Starting in May 2017 fashion/anti-fashion is one of the thematic fashion pairings which was examined in an exhibit studying the works of Rei Kawakubo at the Metropolitan Museum of Art's in New York.[4] Andrew Bolton, the curator for the Kawakubo exhibit at the Met stated that the exhibit in May 2017 will be an austere, all-white maze hosting approximately 150 Comme ensembles. Both the exhibit and accompanying book by Bolton are based upon the recurrent fashion dichotomies concentrating on eight thematic oppositions listed as: (1) fashion/anti-fashion; (2) design/not design; (3) model/multiple; (4) then/now; (5) high/low; (6) self/other; (7) object/subject; and (8) clothes/not clothes.[5]

See also[edit]


  1. ^ Malcolm Barnard (2002), Fashion as communication, Routledge, pp. 12–19, ISBN 9780415260183
  2. ^ a b Samantha Holland (2004-09-04), "Anti-fashion and feminism", Alternative femininities, ISBN 9781859738085
  3. ^ Elizabeth Wilson (1992), Adorned in dreams: fashion and modernity, University of California Press, pp. 40, 184, ISBN 0-520-06212-4
  4. ^ Time magazine. Kawakubo announcement of 2017 exhibit. [1]

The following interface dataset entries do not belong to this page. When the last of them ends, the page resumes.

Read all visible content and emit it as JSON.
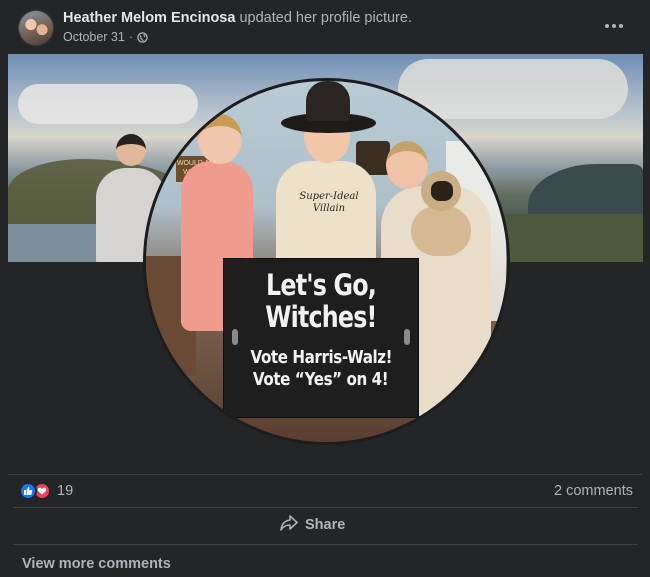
{
  "post": {
    "author": "Heather Melom Encinosa",
    "action": "updated her profile picture.",
    "date": "October 31",
    "date_separator": "·",
    "privacy_icon": "globe-icon",
    "more_icon": "more-horizontal-icon"
  },
  "photo": {
    "sign": {
      "line1": "Let's Go,",
      "line2": "Witches!",
      "line3": "Vote Harris-Walz!",
      "line4": "Vote “Yes” on 4!"
    },
    "shirt_text": "Super-Ideal Villain",
    "small_sign": "WOULD A BAD WIT WEAR"
  },
  "engagement": {
    "reaction_icons": [
      "like-icon",
      "love-icon"
    ],
    "reaction_count": "19",
    "comments": "2 comments"
  },
  "actions": {
    "share_label": "Share",
    "share_icon": "share-arrow-icon"
  },
  "footer": {
    "view_more": "View more comments"
  },
  "colors": {
    "background": "#242526",
    "primary_text": "#e4e6eb",
    "secondary_text": "#b0b3b8",
    "like_blue": "#1877f2",
    "love_red": "#f33e58",
    "divider": "#3e4042"
  }
}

  5. ^ Lynn Yaeger. "On the Eve of the Comme des Garçons Retrospective, the Notoriously Reclusive Rei Kawakubo Speaks Out", APRIL 13, 2017, Vogue Magazine.